On the other hand, it is not readily apparent to this court whether and, if so, to what extent, these precedents apply when the speech complained of is admittedly a false statement of fact, untethered from an expression of an idea or opinion. Defendant relies heavily on New York Times Co. v. Sullivan, 376 U.S. 254 (1964), for the proposition that tolerance of some false speech is required in order to preserve the free exchange of ideas that is the foundation of our democratic society. Yet it is not at all evident how, if at all, that decision, which established standards governing the circumstances under which media outlets may be held civilly liable for defamation, translates to the realm criminal law. Of course, “[f]raudulent misrepresentations can be prohibited and the penal laws used to punish such conduct directly.” Village of Schaumburg v. Citizens for a Better Environment, 444 U.S. 620, 637-638 (1980). But see United States v. Williams, 553 U.S. 285, __ (2008) (Souter, J., dissenting) (“The fact that fraud is a separate category of speech which independently lacks First Amendment protection changes the analysis … although it does not necessarily dictate the conclusion.
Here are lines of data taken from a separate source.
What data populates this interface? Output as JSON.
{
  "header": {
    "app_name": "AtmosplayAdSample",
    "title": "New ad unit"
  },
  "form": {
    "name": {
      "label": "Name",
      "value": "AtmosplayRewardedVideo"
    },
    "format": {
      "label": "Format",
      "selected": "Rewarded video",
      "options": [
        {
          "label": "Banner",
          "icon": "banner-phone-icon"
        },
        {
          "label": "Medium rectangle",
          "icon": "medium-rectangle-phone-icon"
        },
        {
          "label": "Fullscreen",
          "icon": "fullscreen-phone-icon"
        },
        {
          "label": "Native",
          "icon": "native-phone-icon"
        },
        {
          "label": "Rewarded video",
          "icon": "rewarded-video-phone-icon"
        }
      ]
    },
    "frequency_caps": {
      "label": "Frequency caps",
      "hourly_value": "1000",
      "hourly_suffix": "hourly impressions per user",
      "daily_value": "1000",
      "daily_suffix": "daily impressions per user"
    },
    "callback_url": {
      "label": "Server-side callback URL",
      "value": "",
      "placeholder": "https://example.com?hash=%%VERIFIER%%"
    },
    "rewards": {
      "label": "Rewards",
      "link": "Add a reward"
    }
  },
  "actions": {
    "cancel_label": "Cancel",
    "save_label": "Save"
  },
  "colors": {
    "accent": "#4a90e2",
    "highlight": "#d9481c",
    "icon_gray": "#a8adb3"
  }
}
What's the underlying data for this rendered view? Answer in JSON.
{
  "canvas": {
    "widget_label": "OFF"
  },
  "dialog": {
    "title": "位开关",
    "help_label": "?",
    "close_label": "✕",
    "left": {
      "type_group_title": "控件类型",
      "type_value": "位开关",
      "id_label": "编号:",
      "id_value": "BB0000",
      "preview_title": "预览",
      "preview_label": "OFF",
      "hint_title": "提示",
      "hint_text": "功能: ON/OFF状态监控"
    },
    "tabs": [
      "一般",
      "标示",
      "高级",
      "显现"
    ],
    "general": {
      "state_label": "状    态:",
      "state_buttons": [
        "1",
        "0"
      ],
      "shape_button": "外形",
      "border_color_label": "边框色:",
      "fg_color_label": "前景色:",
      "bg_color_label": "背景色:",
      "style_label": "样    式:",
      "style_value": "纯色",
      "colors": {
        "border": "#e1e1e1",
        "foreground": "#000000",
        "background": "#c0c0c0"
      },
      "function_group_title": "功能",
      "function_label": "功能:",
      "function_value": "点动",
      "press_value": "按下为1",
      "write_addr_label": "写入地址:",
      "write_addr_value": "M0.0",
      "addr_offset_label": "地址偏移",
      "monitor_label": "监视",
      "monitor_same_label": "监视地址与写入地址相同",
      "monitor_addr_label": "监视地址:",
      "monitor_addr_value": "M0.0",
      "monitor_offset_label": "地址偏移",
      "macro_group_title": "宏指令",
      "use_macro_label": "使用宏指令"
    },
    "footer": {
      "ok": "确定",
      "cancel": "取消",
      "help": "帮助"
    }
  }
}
The Court has placed limits on the policing of fraud when it cuts too far into other protected speech.”). Yet the Act does not require that anyone be defrauded, misled, or otherwise harmed by the misrepresentation, and the Amended Information does not so charge.
The current briefing attendant to the motion on these issues is inadequate to permit the court to make a well-informed decision. Given the intricacies and foibles of First Amendment law, it would not surprise the court to learn that additional issues and considerations that also should be addressed and analyzed. Thus, I will require the parties to submit supplemental briefing addressing the issues raised herein as well as any others that may be implicated. In addition, I will invite amicus curiae briefs, subject to the requirements and restrictions set forth below.
THEREFORE, IT IS ORDERED as follows:
1. That defendant SHALL FILE a supplemental brief pertinent to his Motion To Dismiss Information [#13] filed December 2, 2009, on or before January 4, 2010;
2. That the government SHALL FILE a supplemental response brief on or before January 11, 2010;
3. That any amicus curiae MAY FILE a motion for leave to file a brief regarding the issues raised by an inherent to the motion by no later than January 11, 2010. Any such motion must: a. State the movant’s identity and interest in the case;
b. Indicate whether the movant supports granting or denying defendant’s motion to dismiss; and
c. Include a proposed brief ….